Now that that's out of the way, let's focus on the characters. I had a love-hate relationship with the main Greer. I loved that she was observant, reflective and had common sense, but damn, her dependency on Addison, to the point of stupidity, was just mindblowingly annoying. She knew things were wrong, she knew the situations didn't feel right, but she was still willing to act all innocent and naïve and play along with all of it just because she loved her boyfriend and didn't want to lose him. Girl, get your shit together. I didn't like how she acted like she had no self-respect because of a brainwashed boy. Geezus, her dependency on him was all over the place 75% of the time and it almost drove me crazy. But then again, that was her character, and she was a troubled teen who was yearning for love and affection and Addison gave her that. I recognized her longing for a sense of security, so I brushed off this pet peeve of mine and tried not to let it cloud my judgement on a good and well-written book. I still like her, and I felt proud in the times she did try to make a stand. I just wish she wasn't so head-over-heels for a guy.

Joshua... man. He definitely has a way with people - charismatic, charming, seemingly knows what to say even in the most awkward of situations... but he's creepy. He's definitely the kind of guy I wouldn't ever want to hang out with because he just reeks of superficiality and ill intentions. He reminds me of Matthew from The Enemy series by Charlie Higson. His speeches sound so real and so sincere that it's obvious they're fake, but at the same time, you end up falling for the traps nonetheless. Imagine The Governor from The Walking Dead TV Show (yeah, 'cause the comic book Governor is way different, haha). He's exactly like that, except Joshua uses speeches that contain "inspirational thoughts" about "growing", "becoming a family", "getting past our problems" and all that in order to take advantage of the poor teenagers. I'm not going to say what he did, because that's what you (yes, you, who's reading this review of mine) are going to find out (so get this book now if you're curious! Mehehe...). He's the kind of guy who'll do anything to know you - your weaknesses, most especially - and then exploit them for his own personal gains. Scary, huh? These kind of guys, if you think about it, are scarier than zombies and vampires.

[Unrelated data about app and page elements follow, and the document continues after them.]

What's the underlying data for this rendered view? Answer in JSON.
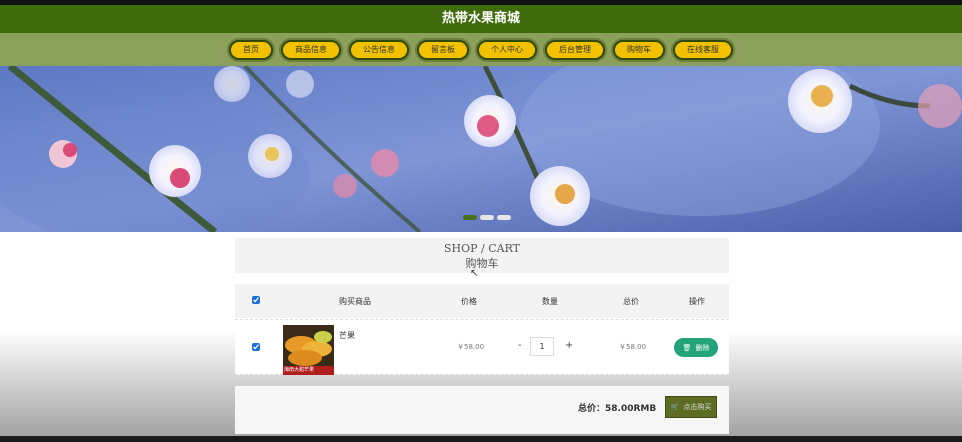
{
  "site_title": "热带水果商城",
  "nav": [
    "首页",
    "商品信息",
    "公告信息",
    "留言板",
    "个人中心",
    "后台管理",
    "购物车",
    "在线客服"
  ],
  "cart_header": {
    "en": "SHOP / CART",
    "cn": "购物车"
  },
  "table_headers": {
    "product": "购买商品",
    "price": "价格",
    "qty": "数量",
    "total": "总价",
    "action": "操作"
  },
  "items": [
    {
      "name": "芒果",
      "price": "￥58.00",
      "qty": "1",
      "total": "￥58.00",
      "delete_label": "删除",
      "img_caption": "海南大甜芒果"
    }
  ],
  "qty_minus": "-",
  "qty_plus": "+",
  "summary": {
    "total_text": "总价：58.00RMB",
    "buy_label": "点击购买"
  },
  "colors": {
    "titlebar": "#3f6b0c",
    "navbar": "#8aa05b",
    "nav_item": "#f2c200",
    "delete": "#22a37a",
    "buy": "#5d6b23"
  }
}
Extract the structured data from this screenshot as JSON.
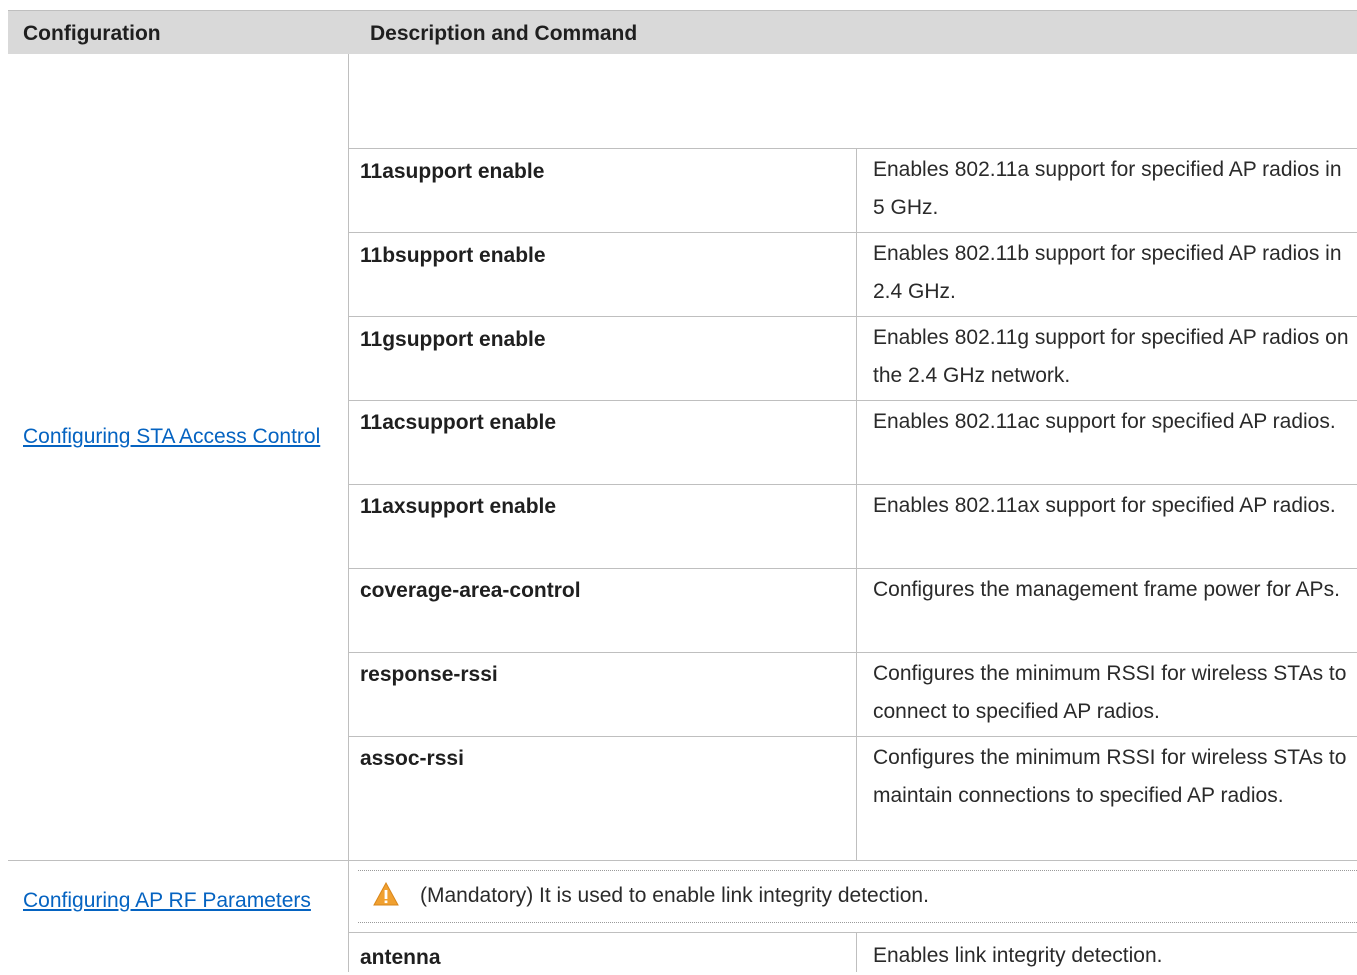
{
  "table": {
    "headers": {
      "configuration": "Configuration",
      "description": "Description and Command"
    },
    "sections": [
      {
        "link": "Configuring STA Access Control",
        "rows": [
          {
            "command": "11asupport enable",
            "description": "Enables 802.11a support for specified AP radios in 5 GHz."
          },
          {
            "command": "11bsupport enable",
            "description": "Enables 802.11b support for specified AP radios in 2.4 GHz."
          },
          {
            "command": "11gsupport enable",
            "description": "Enables 802.11g support for specified AP radios on the 2.4 GHz network."
          },
          {
            "command": "11acsupport enable",
            "description": "Enables 802.11ac support for specified AP radios."
          },
          {
            "command": "11axsupport enable",
            "description": "Enables 802.11ax support for specified AP radios."
          },
          {
            "command": "coverage-area-control",
            "description": "Configures the management frame power for APs."
          },
          {
            "command": "response-rssi",
            "description": "Configures the minimum RSSI for wireless STAs to connect to specified AP radios."
          },
          {
            "command": "assoc-rssi",
            "description": "Configures the minimum RSSI for wireless STAs to maintain connections to specified AP radios."
          }
        ]
      },
      {
        "link": "Configuring AP RF Parameters",
        "note": "(Mandatory) It is used to enable link integrity detection.",
        "rows": [
          {
            "command": "antenna",
            "description": "Enables link integrity detection."
          }
        ]
      }
    ]
  },
  "colors": {
    "header_bg": "#d9d9d9",
    "link": "#0563c1",
    "warning": "#f0a030"
  }
}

Why I didn't give this a perfect 5 out of 5 stars was because of the ending. WTF was that ending? Not that it was bad, but it was something that I absolutely didn't expect, and it left me feeling quite empty. Of course, don't let this discourage you, because while the end was definitely something that I wouldn't ever have imagined, it was realistic, and maybe the most feasible and probably situation if such a premise happened in real life.

All in all, it was a good read - fast-paced, thrilling, exciting and maybe even refreshing. It's not like your ordinary dystopian, post-apocalyptic young adult reads, making them even more real. It's definitely creepy especially with the fact that there are people like this in real life. Makes you wonder what wretched things are out there in the world. I recommend it to everyone. Well, maybe not for the faint of heart, but don't be a chicken now. :)